The week of January 9, 2022 is an important time in Virginia politics. On January 12, the General Assembly, with its new Republican majority, convenes for a long, two-month session and, on January 15, Virginia will inaugurate its 74th Governor, Glenn Youngkin.
To help Virginia’s philanthropic community understand and prepare for these political changes, the Virginia Funders Network (VFN) hosted its second annual Pre-General Assembly Legislative Briefing featuring two expert panelists: David Poole, Executive Director of the Virginia Public Access Project (VPAP) and Phil Hernandez, Senior Vice President for Policy and Advocacy with The Commonwealth Institute.
David discussed how high turnout of rural voters impacted and a red wave in every locality except one will impact the upcoming General Assembly session. The House of Delegates flipped from +5 Democratic control to +2 Republican control. With the next State Senate elections in 2023, Senate Democrats will continue to have a +1 majority, but have lost the tiebreaking vote with the new presiding officer, Republican Lt. Gov.-elect Winsome Sears. House Committee chairs have also dramatically shifted; prior to the election, 9 Democratic chairs were from Northern Virginia (a traditionally progressive region) and now all GOP chairs will be from downstate, many of them rural areas.
Phil discussed some of the overarching themes that may play out in the General Assembly as it convenes during the second year of the ongoing COVID pandemic. Gov. Northam’s last proposed budget includes more fiscal resources than originally anticipated due to Virginia’s strong recovery from the pandemic and available federal resources. Monies have been proposed for strengthening education (e.g., paying teachers more), health care (e.g., health coverage options), and tax reforms. Key defensive work is needed to protect some of the progressive legislative gains made in the past several years, including protecting Virginia’s minimum wage law. Key proactive work by TCI may include state funded health coverage options for kids regardless of immigration status, and expanding the earned-income tax credit (EITC).
Redistricting has added a confusing dimension to the political process this year. While the Virginia Supreme Court acted quickly to approve redrawn legislative maps, it is not clear yet how redistricting will affect policy decisions by individual legislators and parties. The implications of the pandemic on the session are also unclear; the expectation is that the 2022 General Assembly session will be fully in person with fewer opportunities for remote participation.
A lot of policy happens at state and local levels, so the role of citizens and advocates to be informed and engaged is as important as ever, especially during this year of change in Virginia. Funders can support policy and advocacy organizations at all levels and support storytelling and local journalism.
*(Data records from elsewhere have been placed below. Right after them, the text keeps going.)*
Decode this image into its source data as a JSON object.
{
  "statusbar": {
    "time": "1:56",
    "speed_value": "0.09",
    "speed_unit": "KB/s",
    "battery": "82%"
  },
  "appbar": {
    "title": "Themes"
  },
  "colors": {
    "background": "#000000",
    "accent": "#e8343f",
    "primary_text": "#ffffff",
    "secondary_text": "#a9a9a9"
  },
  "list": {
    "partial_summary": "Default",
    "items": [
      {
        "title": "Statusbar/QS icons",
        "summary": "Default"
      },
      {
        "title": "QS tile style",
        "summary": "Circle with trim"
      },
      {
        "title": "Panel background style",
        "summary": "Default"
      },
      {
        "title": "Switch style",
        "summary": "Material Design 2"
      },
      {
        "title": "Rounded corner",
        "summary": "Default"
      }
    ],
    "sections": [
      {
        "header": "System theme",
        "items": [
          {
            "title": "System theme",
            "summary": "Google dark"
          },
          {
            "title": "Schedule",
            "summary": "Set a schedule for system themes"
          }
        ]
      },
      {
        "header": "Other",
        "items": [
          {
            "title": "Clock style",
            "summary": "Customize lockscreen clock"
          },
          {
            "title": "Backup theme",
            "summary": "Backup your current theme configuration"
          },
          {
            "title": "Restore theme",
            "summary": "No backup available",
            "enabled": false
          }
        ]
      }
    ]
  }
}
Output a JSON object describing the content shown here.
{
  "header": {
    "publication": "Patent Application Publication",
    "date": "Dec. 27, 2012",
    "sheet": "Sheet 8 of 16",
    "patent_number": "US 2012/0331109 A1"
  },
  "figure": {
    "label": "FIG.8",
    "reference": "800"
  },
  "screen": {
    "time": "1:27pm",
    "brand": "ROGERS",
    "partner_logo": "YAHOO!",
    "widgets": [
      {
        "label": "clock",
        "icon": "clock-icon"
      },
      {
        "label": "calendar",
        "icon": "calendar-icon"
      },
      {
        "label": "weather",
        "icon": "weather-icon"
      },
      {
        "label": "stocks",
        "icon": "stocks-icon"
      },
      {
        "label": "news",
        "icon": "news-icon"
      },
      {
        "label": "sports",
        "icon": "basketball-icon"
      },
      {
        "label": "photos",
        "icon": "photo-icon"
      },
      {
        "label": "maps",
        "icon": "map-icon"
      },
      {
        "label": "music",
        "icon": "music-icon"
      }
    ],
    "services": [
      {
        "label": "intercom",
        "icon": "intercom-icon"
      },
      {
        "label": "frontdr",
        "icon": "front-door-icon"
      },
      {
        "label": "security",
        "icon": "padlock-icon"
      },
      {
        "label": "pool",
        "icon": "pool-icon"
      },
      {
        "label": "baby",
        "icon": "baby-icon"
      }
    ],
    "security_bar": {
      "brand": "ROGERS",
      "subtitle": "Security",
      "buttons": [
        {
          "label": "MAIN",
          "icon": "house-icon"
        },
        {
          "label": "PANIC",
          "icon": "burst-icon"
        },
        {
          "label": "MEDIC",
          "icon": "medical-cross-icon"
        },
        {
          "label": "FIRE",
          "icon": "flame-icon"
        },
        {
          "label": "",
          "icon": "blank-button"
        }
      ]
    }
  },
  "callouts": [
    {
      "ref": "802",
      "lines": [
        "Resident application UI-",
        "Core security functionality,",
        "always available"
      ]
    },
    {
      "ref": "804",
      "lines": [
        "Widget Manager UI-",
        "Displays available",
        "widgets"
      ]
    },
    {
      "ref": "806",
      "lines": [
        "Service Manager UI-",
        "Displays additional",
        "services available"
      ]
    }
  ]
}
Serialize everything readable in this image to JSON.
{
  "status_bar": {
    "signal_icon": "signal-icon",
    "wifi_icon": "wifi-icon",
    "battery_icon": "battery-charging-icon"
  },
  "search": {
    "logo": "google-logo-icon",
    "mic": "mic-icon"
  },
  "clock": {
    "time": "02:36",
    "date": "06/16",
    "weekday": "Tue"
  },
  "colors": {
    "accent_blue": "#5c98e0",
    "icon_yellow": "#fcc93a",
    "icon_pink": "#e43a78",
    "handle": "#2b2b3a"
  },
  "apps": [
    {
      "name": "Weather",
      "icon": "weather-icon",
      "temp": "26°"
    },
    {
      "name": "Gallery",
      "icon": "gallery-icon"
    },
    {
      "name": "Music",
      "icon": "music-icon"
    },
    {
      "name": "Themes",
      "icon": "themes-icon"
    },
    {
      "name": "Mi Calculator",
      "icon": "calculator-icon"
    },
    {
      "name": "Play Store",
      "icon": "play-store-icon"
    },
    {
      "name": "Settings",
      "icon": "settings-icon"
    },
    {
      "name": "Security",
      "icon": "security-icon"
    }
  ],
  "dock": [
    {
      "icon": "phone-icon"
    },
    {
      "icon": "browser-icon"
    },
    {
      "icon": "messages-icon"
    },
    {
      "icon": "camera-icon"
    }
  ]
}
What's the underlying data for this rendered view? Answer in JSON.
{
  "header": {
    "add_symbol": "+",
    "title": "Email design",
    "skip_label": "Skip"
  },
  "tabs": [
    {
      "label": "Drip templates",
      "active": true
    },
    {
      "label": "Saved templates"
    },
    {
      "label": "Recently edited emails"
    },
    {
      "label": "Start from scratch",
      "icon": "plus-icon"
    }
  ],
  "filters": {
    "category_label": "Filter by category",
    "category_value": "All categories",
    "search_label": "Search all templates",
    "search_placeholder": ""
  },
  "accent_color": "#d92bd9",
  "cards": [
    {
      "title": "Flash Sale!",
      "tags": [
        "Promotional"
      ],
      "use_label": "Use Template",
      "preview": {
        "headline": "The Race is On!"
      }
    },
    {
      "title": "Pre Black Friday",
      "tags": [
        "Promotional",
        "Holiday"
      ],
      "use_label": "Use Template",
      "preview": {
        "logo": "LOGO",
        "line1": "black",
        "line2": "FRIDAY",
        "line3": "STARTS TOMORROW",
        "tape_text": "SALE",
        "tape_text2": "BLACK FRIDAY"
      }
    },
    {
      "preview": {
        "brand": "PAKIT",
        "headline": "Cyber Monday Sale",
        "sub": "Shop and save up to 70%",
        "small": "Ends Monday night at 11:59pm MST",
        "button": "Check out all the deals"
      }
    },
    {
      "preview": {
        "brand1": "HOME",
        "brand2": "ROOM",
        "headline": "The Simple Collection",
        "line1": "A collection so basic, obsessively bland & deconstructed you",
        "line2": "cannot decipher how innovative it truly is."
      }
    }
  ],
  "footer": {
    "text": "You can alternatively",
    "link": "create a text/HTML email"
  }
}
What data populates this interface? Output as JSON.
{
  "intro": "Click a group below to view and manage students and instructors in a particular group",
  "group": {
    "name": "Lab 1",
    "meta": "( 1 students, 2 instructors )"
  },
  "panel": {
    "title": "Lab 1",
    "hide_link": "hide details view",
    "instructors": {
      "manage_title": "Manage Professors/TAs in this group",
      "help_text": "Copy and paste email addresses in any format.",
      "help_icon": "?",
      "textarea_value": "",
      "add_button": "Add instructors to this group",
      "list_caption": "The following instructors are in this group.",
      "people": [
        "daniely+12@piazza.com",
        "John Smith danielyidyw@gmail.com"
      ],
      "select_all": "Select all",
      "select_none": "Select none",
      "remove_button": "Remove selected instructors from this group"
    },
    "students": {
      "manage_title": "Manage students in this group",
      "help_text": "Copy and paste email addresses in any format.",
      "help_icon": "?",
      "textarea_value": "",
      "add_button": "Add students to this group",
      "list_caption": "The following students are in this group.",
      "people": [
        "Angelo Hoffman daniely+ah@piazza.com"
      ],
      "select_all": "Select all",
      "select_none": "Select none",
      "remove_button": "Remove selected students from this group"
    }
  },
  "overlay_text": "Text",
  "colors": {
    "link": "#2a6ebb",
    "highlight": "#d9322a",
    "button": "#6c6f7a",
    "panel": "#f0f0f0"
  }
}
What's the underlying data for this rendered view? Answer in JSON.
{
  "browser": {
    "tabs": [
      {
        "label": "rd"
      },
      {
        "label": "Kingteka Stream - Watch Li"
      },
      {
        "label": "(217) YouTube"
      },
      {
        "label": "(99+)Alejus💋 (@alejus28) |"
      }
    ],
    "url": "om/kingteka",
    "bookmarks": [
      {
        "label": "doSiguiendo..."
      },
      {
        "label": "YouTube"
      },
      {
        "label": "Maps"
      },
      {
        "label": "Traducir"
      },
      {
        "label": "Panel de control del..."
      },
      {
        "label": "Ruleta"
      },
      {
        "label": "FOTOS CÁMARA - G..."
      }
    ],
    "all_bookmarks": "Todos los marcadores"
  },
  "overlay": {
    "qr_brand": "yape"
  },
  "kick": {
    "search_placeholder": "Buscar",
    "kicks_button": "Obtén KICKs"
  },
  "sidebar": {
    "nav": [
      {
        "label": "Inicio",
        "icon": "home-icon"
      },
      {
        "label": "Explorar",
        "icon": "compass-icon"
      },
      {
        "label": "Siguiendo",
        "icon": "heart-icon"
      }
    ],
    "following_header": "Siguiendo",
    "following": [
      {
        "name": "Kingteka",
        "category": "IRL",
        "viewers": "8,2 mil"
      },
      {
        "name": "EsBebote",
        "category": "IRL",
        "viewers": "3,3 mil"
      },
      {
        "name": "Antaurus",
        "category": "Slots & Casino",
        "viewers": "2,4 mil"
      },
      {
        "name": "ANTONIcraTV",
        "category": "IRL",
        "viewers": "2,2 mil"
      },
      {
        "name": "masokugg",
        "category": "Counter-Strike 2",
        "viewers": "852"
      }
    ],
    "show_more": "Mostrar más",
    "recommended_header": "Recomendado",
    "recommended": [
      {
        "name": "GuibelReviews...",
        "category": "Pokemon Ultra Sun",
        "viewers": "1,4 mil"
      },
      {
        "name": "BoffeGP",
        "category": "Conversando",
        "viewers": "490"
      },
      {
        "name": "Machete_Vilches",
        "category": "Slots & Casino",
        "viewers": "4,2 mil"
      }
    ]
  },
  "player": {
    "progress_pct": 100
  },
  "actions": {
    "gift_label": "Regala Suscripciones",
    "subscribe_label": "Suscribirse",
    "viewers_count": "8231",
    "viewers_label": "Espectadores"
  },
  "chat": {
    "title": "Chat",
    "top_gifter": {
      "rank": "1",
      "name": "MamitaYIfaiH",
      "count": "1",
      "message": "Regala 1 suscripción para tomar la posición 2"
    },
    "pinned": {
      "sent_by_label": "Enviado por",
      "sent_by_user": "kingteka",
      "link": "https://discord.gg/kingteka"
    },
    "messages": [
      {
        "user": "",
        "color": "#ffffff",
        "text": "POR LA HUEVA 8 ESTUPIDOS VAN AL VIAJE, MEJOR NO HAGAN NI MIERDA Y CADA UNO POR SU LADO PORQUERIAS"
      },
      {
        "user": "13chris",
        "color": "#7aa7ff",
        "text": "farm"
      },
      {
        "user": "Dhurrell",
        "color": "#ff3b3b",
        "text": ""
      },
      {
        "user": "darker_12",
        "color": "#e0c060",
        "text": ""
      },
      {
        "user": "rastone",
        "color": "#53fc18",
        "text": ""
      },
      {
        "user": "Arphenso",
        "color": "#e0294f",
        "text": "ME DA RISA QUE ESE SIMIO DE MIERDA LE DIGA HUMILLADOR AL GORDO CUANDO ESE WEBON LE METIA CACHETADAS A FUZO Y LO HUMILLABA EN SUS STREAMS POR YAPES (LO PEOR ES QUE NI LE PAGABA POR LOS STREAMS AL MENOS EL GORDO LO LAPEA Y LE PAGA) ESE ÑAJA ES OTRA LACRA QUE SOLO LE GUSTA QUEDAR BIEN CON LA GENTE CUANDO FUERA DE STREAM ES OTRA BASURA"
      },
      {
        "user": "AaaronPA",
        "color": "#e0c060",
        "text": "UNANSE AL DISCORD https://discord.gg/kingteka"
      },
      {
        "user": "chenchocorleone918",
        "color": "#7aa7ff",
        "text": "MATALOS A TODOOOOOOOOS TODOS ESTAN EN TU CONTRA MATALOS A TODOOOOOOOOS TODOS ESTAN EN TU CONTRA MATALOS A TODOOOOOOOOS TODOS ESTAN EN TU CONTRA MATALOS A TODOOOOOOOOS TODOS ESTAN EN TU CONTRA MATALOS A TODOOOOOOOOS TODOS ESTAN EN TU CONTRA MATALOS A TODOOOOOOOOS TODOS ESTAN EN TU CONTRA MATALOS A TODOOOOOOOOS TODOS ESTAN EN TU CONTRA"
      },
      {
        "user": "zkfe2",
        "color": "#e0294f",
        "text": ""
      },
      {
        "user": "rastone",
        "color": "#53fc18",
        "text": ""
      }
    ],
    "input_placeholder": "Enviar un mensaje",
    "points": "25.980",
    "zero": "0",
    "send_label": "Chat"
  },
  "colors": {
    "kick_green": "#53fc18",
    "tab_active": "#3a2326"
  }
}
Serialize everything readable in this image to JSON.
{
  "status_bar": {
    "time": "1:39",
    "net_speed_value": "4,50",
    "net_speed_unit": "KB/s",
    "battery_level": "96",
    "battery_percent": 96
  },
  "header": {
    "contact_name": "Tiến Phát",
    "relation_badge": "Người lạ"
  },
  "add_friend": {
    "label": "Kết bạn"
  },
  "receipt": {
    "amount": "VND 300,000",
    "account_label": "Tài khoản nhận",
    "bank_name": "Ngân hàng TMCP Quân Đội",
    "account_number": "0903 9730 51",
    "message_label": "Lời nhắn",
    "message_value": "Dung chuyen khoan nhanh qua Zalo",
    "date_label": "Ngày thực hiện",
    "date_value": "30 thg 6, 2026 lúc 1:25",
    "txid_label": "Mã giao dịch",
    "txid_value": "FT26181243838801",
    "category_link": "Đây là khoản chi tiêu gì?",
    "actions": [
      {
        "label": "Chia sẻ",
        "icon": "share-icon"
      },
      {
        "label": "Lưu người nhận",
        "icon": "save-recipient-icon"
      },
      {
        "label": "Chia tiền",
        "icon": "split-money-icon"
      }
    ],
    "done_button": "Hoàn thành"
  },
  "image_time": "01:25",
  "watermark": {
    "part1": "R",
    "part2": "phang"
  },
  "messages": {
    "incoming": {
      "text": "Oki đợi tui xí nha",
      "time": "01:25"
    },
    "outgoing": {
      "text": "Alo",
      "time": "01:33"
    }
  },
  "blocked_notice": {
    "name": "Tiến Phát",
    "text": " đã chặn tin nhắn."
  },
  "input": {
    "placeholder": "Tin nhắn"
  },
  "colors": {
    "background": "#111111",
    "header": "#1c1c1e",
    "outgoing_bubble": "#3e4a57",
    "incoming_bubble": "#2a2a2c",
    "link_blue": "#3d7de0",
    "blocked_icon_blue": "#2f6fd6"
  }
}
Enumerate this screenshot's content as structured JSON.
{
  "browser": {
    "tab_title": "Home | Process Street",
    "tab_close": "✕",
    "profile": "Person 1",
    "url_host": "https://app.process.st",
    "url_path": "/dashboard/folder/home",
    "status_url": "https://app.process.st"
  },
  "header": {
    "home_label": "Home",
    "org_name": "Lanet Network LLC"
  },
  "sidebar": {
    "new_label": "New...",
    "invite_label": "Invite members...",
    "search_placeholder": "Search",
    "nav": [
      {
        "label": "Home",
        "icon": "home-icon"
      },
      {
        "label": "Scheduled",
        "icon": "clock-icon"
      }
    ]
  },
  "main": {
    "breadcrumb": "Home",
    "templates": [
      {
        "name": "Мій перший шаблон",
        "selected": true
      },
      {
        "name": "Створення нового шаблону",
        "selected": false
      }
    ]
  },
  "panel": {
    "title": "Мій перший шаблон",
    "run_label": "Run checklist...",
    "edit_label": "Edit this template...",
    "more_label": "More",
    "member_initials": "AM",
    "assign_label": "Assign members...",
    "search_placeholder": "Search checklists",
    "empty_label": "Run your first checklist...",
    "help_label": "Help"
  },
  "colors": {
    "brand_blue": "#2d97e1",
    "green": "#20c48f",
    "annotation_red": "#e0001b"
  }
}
For a comprehensive list of advocacy organizations in Virginia, you can refer to VFN’s publication, “The Power and Potential of Policy and Advocacy,” which we released earlier this fall.
Stay tuned for a second VFN legislative briefing after the General Assembly session concludes in late winter/early spring.